Yesterday my fiancee Nicole and I set out to experience The Nintendo Experience Wii U demo at Best Buy and while we did get to play Super Mario 3D World in the end, the organizational aspects of the event need some refinement. This is Nintendo's first stab at bringing E3 demos to the masses so there are surely some issues to be expected, I think that if the company tries this again in the future, there are a few ways to improve the experience.
Here is the core setup of the event. People line up in the video game section of a participating Best Buy and an employee signs them up for their choice of Super Mario 3D World, Mario Kart 8, Donkey Kong Country: Tropical Freeze, or The Legend of Zelda: Wind Waker HD. 3D World players are taken in up to groups of four, Kart players in up to groups of two, and Wind Waker one at a time (we did not hear of anyone in our section of the line looking to play Tropical Freeze, but has to be two people at a time at most). 3D World players can choose from one of five levels to play, Kart players run two races, and the Wind Waker demo lasts ten minutes. The bottleneck here is that there was only one Wii U demo station in use. One person can take up ten minutes playing Wind Waker, and we overhead staff discussing that five people were waiting to play the Zelda demo in the front part of a line loaded with approximately two-hundred people that snaked all the way through the game department. That's nearly one hour of the four-hour event held up by five people. Long demos make sense at E3 itself where there can be multiple demo stations running a variety of games, but really doesn't work in a place like Best Buy. Next time around, demos needs to be short and sweet. The more players that can get on one at once, the better. The key is to keep the line moving.
We arrived early and stood in line for two hours. Waiting in line is part of the quintessential E3 experience, so that's one aspect of the show that Best Buy nailed without question (I'm spoiled; I miss the days when I could hold up my press badge, pull rank, and jump the line). The most popular demo requested based on our unofficial observation was Mario Kart 8, but we were determined to play Super Mario 3D World and patiently waited our turn and chatted with people in line around us about the Wii U, Sony's PlayStation 4 press conference, Microsoft's Xbox One troubles, and other announcements of the week. Nintendo 3DS StreetPassing ran wild. We were teamed up with two other people for the demo, one of whom took control of the GamePad and became the lead player. As you'll recall from past multiplayer Super Mario games from recent years, the lead player essentially controls the camera; if you're left behind, you're swept up into a safety bubble and dragged ahead. Unfortunately for us, our lead player was a complete jerkass who was intent on speed running the level and leaving the rest of us behind in bubbles as often as possible while shouting profanity and crude comments about Princess Peach. We were essentially dragged through World 4-2 at a breakneck pace without actively playing much of anything. You'd think after standing in line for so long, people would want to relish the few minutes spent with the demo and not race through it like it's homework. At the risk of slowing down the line slightly, perhaps the lead player position should be handled by a Nintendo or Best Buy representative who can move through the level at a reasonable pace so that the other players have an opportunity to take in the full extent of the demo.

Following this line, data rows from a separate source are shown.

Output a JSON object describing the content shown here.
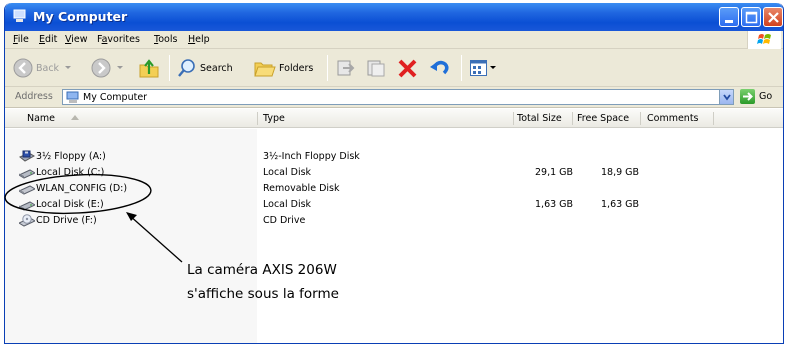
{
  "window": {
    "title": "My Computer"
  },
  "menu": [
    "File",
    "Edit",
    "View",
    "Favorites",
    "Tools",
    "Help"
  ],
  "menu_mnemonic": [
    "F",
    "E",
    "V",
    "a",
    "T",
    "H"
  ],
  "toolbar": {
    "back": "Back",
    "search": "Search",
    "folders": "Folders"
  },
  "address": {
    "label": "Address",
    "value": "My Computer",
    "go": "Go"
  },
  "columns": {
    "name": "Name",
    "type": "Type",
    "total": "Total Size",
    "free": "Free Space",
    "comments": "Comments"
  },
  "rows": [
    {
      "name": "3½ Floppy (A:)",
      "type": "3½-Inch Floppy Disk",
      "total": "",
      "free": "",
      "icon": "floppy-drive-icon"
    },
    {
      "name": "Local Disk (C:)",
      "type": "Local Disk",
      "total": "29,1 GB",
      "free": "18,9 GB",
      "icon": "hard-disk-icon"
    },
    {
      "name": "WLAN_CONFIG (D:)",
      "type": "Removable Disk",
      "total": "",
      "free": "",
      "icon": "removable-disk-icon"
    },
    {
      "name": "Local Disk (E:)",
      "type": "Local Disk",
      "total": "1,63 GB",
      "free": "1,63 GB",
      "icon": "hard-disk-icon"
    },
    {
      "name": "CD Drive (F:)",
      "type": "CD Drive",
      "total": "",
      "free": "",
      "icon": "cd-drive-icon"
    }
  ],
  "annotation": {
    "line1": "La caméra AXIS 206W",
    "line2": "s'affiche sous la forme"
  },
  "colors": {
    "titlebar": "#0b4fd4",
    "chrome": "#ece9d8",
    "close": "#d3411d"
  }
}
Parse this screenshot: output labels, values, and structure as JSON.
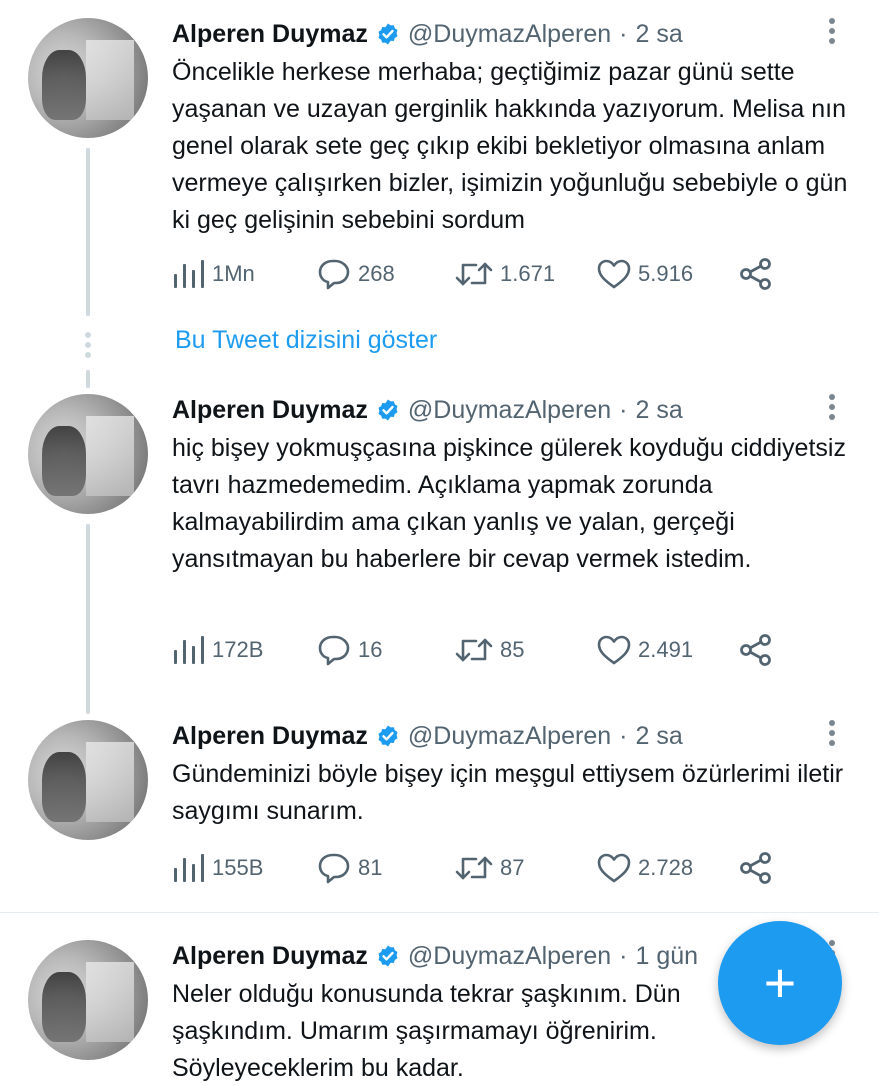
{
  "colors": {
    "accent": "#1d9bf0",
    "text": "#0f1419",
    "muted": "#536471",
    "line": "#cfd9de"
  },
  "tweets": [
    {
      "name": "Alperen Duymaz",
      "handle": "@DuymazAlperen",
      "dot": "·",
      "time": "2 sa",
      "text": "Öncelikle herkese merhaba; geçtiğimiz pazar günü sette yaşanan ve uzayan gerginlik hakkında yazıyorum. Melisa nın genel olarak sete geç çıkıp ekibi bekletiyor olmasına anlam vermeye çalışırken bizler, işimizin yoğunluğu sebebiyle o gün ki geç gelişinin sebebini sordum",
      "views": "1Mn",
      "replies": "268",
      "retweets": "1.671",
      "likes": "5.916"
    },
    {
      "name": "Alperen Duymaz",
      "handle": "@DuymazAlperen",
      "dot": "·",
      "time": "2 sa",
      "text": "hiç bişey yokmuşçasına pişkince gülerek koyduğu ciddiyetsiz tavrı hazmedemedim. Açıklama yapmak zorunda kalmayabilirdim ama çıkan yanlış ve yalan, gerçeği yansıtmayan bu haberlere bir cevap vermek istedim.",
      "views": "172B",
      "replies": "16",
      "retweets": "85",
      "likes": "2.491"
    },
    {
      "name": "Alperen Duymaz",
      "handle": "@DuymazAlperen",
      "dot": "·",
      "time": "2 sa",
      "text": "Gündeminizi böyle bişey için meşgul ettiysem özürlerimi iletir saygımı sunarım.",
      "views": "155B",
      "replies": "81",
      "retweets": "87",
      "likes": "2.728"
    },
    {
      "name": "Alperen Duymaz",
      "handle": "@DuymazAlperen",
      "dot": "·",
      "time": "1 gün",
      "text": "Neler olduğu konusunda tekrar şaşkınım. Dün şaşkındım. Umarım şaşırmamayı öğrenirim. Söyleyeceklerim bu kadar."
    }
  ],
  "show_thread_label": "Bu Tweet dizisini göster",
  "fab_label": "+",
  "icons": [
    "verified-icon",
    "more-icon",
    "views-icon",
    "reply-icon",
    "retweet-icon",
    "like-icon",
    "share-icon",
    "compose-icon"
  ]
}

Luigi loot was handed out to those who lined up very early. We saw foam Luigi hats and commemorative Year of Luigi coins. We were given neat Mario Kart flags on our way out of the demo area as well as a small guidebook promoting the Wii U which explained what the Wii U does that the original Wii does not, highlights the Wii U's features, lists currently available games, and includes other marketing material. Best Buy also offered a deal in which if you bought a deluxe Wii U and preordered one of the four games from the demo, you'd receive a $25 gift card. I'm glad that there was a promotion available, but there are better deals to be had elsewhere.

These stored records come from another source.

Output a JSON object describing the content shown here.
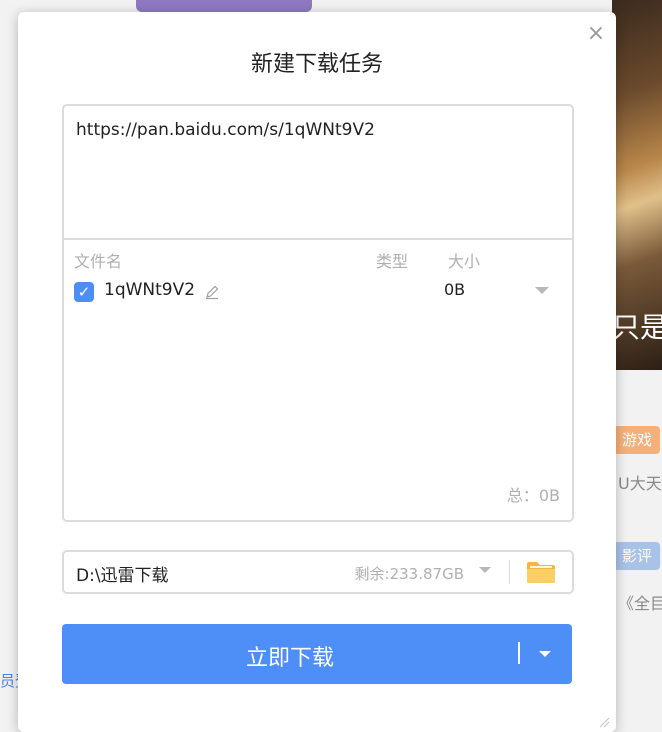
{
  "background": {
    "game_badge": "游戏",
    "review_badge": "影评",
    "line1": "U大天",
    "line2": "《全目",
    "image_text": "只是",
    "left_fragment": "员登"
  },
  "dialog": {
    "title": "新建下载任务",
    "url": "https://pan.baidu.com/s/1qWNt9V2",
    "columns": {
      "name": "文件名",
      "type": "类型",
      "size": "大小"
    },
    "files": [
      {
        "name": "1qWNt9V2",
        "size": "0B",
        "checked": true
      }
    ],
    "total": "总：0B",
    "save_path": "D:\\迅雷下载",
    "free_space": "剩余:233.87GB",
    "download_label": "立即下载",
    "icons": {
      "close": "close-icon",
      "edit": "pencil-icon",
      "folder": "folder-icon",
      "dropdown": "caret-down-icon"
    },
    "accent_color": "#4e8ef7"
  }
}
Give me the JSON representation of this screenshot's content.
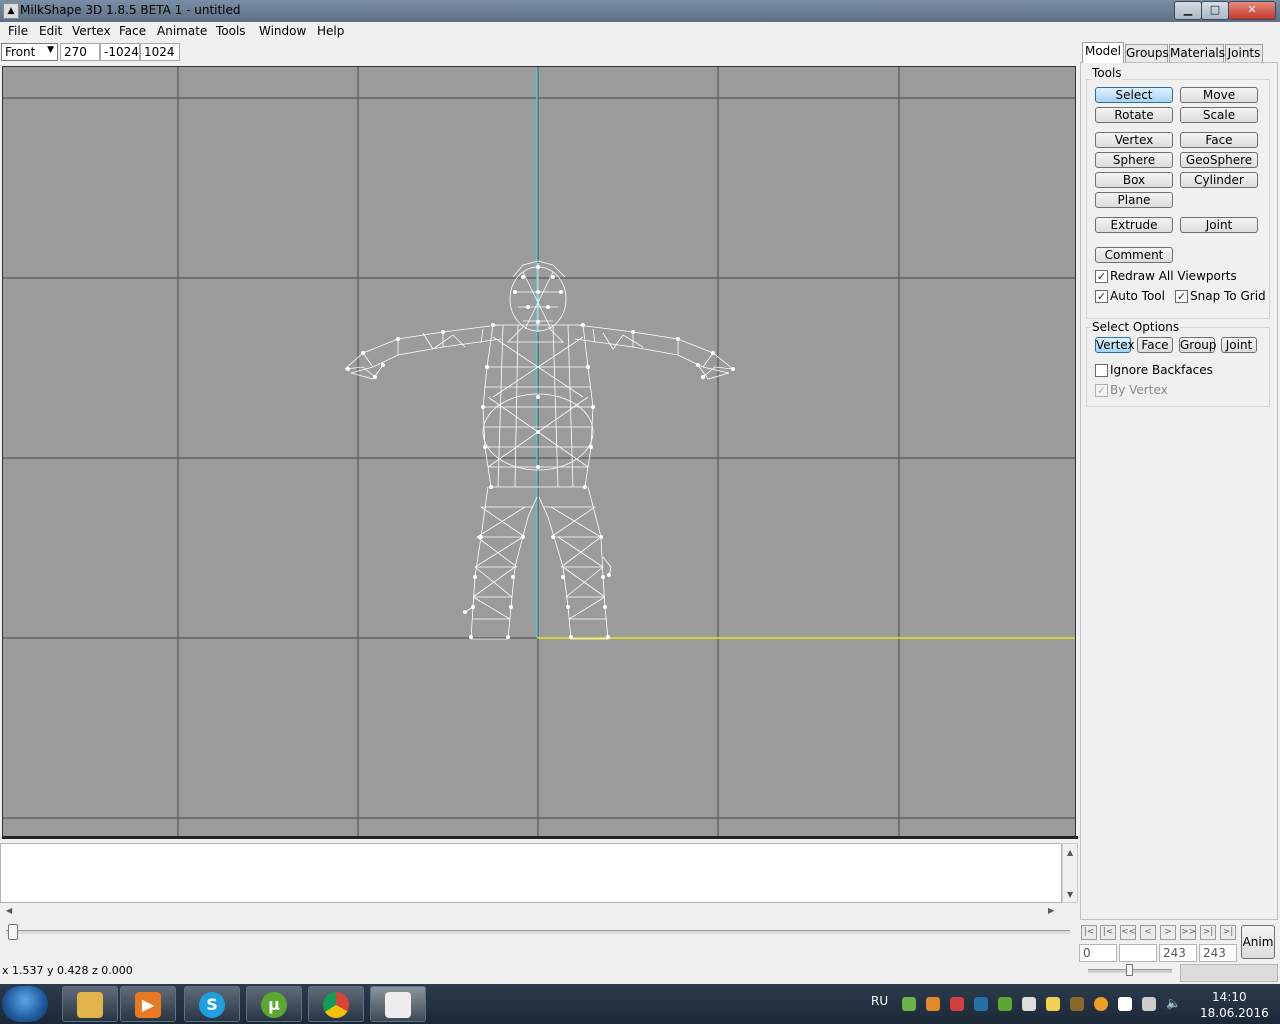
{
  "window": {
    "title": "MilkShape 3D 1.8.5 BETA 1 - untitled",
    "min": "▁",
    "max": "□",
    "close": "✕"
  },
  "menu": [
    "File",
    "Edit",
    "Vertex",
    "Face",
    "Animate",
    "Tools",
    "Window",
    "Help"
  ],
  "viewbar": {
    "view": "Front",
    "x": "270",
    "y": "-1024",
    "z": "1024"
  },
  "panel": {
    "tabs": [
      "Model",
      "Groups",
      "Materials",
      "Joints"
    ],
    "tools_title": "Tools",
    "tools": {
      "select": "Select",
      "move": "Move",
      "rotate": "Rotate",
      "scale": "Scale",
      "vertex": "Vertex",
      "face": "Face",
      "sphere": "Sphere",
      "geosphere": "GeoSphere",
      "box": "Box",
      "cylinder": "Cylinder",
      "plane": "Plane",
      "extrude": "Extrude",
      "joint": "Joint",
      "comment": "Comment"
    },
    "checks": {
      "redraw": {
        "label": "Redraw All Viewports",
        "checked": true
      },
      "autotool": {
        "label": "Auto Tool",
        "checked": true
      },
      "snap": {
        "label": "Snap To Grid",
        "checked": true
      }
    },
    "select_options_title": "Select Options",
    "select_options": [
      "Vertex",
      "Face",
      "Group",
      "Joint"
    ],
    "ignore_backfaces": {
      "label": "Ignore Backfaces",
      "checked": false
    },
    "by_vertex": {
      "label": "By Vertex",
      "checked": true,
      "disabled": true
    }
  },
  "anim": {
    "nav": [
      "|<",
      "|<",
      "<<",
      "<",
      ">",
      ">>",
      ">|",
      ">|"
    ],
    "frame_start": "0",
    "frame_current": "",
    "frame_end_a": "243",
    "frame_end_b": "243",
    "button": "Anim"
  },
  "status": "x 1.537 y 0.428 z 0.000",
  "taskbar": {
    "language": "RU",
    "time": "14:10",
    "date": "18.06.2016"
  }
}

In the end, I'm glad we went to The Nintendo Experience and spent a few short minutes with Super Mario 3D World. For a first try, the event was done as well as to be expected, but there's room for improvement. Nintendo and Best Buy can't control the conduct of the people in line (we heard several people in their early twenties hassling the staff to play the non-existent 4chan-meme-related Battletoads demo), but they can structure the event to keep the line moving and increase the likelihood that the demo experience is worthwhile. We'd go again if the two companies teamed up for a future event, but we would arrive much earlier next time (and not just to score one of those neat Luigi hats).